The program is set up so it does not directly interfere with any operational commitments or duties. At their own pace, the Marine calls a point of contact from the roster, sets up a time to meet with the subject matter expert and receives information on the subject area. Once the lesson is complete, the Marine receives a signature in their booklet.

Once all the sections are signed and dated appropriately, one of the assistant coordinators for the course will proctor a 100 question written exam.  After receiving an 80% or better, it is verified by the ESWS coordinator, paperwork for approval of the pin will be given to Master Chief David Randall, command master chief assigned to the USS Kearsarge. Finally, once enough Marines have completed all the prerequisites, an award ceremony will be held to award the pins.  Although the ESWS pin is not authorized to be worn by Marines, the knowledge is applicable to all those participating in the program, to better themselves, their peers, and those they lead.

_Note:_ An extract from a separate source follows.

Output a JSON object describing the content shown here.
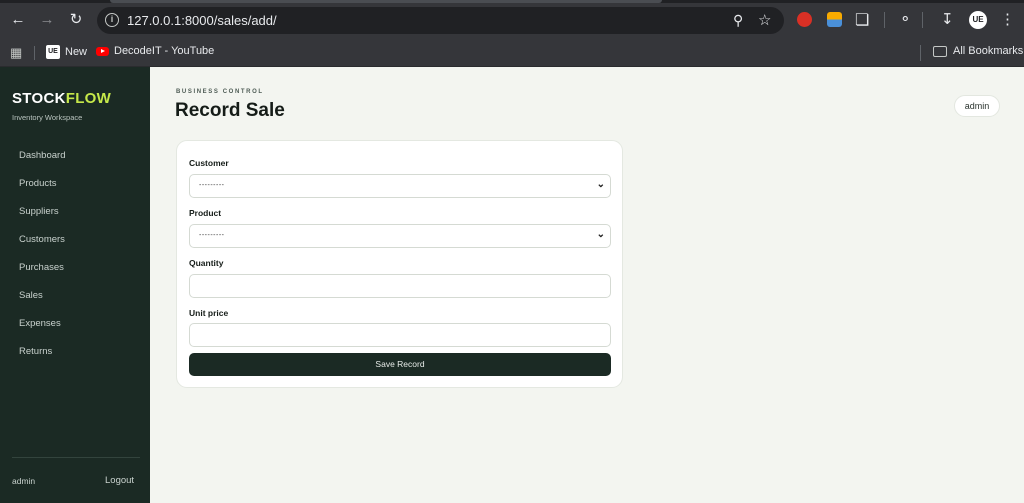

“I’m doing the ESWS course to learn more about the different parts of a Navy vessel and to better understand what they do to keep their ship running smoothly,” said Sgt. Calvin J. Eberhardt, an administrative specialist assigned to the 26th Marine Expeditionary Unit, and an Americus, Ga., native. “This program gives me a chance to stand out among my peers by doing something positive. I hope Marines see my initiative and follow my footsteps. After completing this course I will be more prepared to instruct my junior Marines on the different aspects of ship life during future endeavors.”